• What this task involves:
Say how many lines of the entries below include "name", giving nothing but that number.

■ ■ ■ ■

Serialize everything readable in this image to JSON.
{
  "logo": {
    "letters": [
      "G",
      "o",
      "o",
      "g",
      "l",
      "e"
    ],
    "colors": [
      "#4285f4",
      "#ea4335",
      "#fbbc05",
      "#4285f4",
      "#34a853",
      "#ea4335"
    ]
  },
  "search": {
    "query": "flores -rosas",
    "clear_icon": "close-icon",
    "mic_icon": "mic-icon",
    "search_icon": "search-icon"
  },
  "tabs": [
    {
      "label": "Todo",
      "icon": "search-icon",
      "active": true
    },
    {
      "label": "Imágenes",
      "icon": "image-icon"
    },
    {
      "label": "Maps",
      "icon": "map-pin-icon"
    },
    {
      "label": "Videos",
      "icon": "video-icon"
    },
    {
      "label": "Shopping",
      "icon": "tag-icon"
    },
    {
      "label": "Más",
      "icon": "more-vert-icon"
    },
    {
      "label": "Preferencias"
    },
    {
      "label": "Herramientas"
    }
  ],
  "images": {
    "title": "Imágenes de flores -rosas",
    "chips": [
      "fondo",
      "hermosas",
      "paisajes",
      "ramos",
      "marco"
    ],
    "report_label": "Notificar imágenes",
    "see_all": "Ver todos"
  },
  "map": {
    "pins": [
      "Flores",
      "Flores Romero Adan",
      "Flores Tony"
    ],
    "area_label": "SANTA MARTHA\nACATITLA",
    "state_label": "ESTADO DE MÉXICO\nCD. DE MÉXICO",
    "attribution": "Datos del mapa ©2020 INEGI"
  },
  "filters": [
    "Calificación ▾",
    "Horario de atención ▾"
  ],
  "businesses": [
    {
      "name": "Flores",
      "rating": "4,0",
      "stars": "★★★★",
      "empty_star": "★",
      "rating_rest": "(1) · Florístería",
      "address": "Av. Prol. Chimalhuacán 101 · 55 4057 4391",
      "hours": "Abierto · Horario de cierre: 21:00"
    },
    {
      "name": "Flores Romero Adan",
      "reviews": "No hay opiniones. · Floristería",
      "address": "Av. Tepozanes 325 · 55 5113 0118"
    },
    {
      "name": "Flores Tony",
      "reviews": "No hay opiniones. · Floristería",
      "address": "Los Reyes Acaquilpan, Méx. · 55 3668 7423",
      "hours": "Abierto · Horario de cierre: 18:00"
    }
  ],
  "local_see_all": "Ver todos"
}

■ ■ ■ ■

• Your solution:
3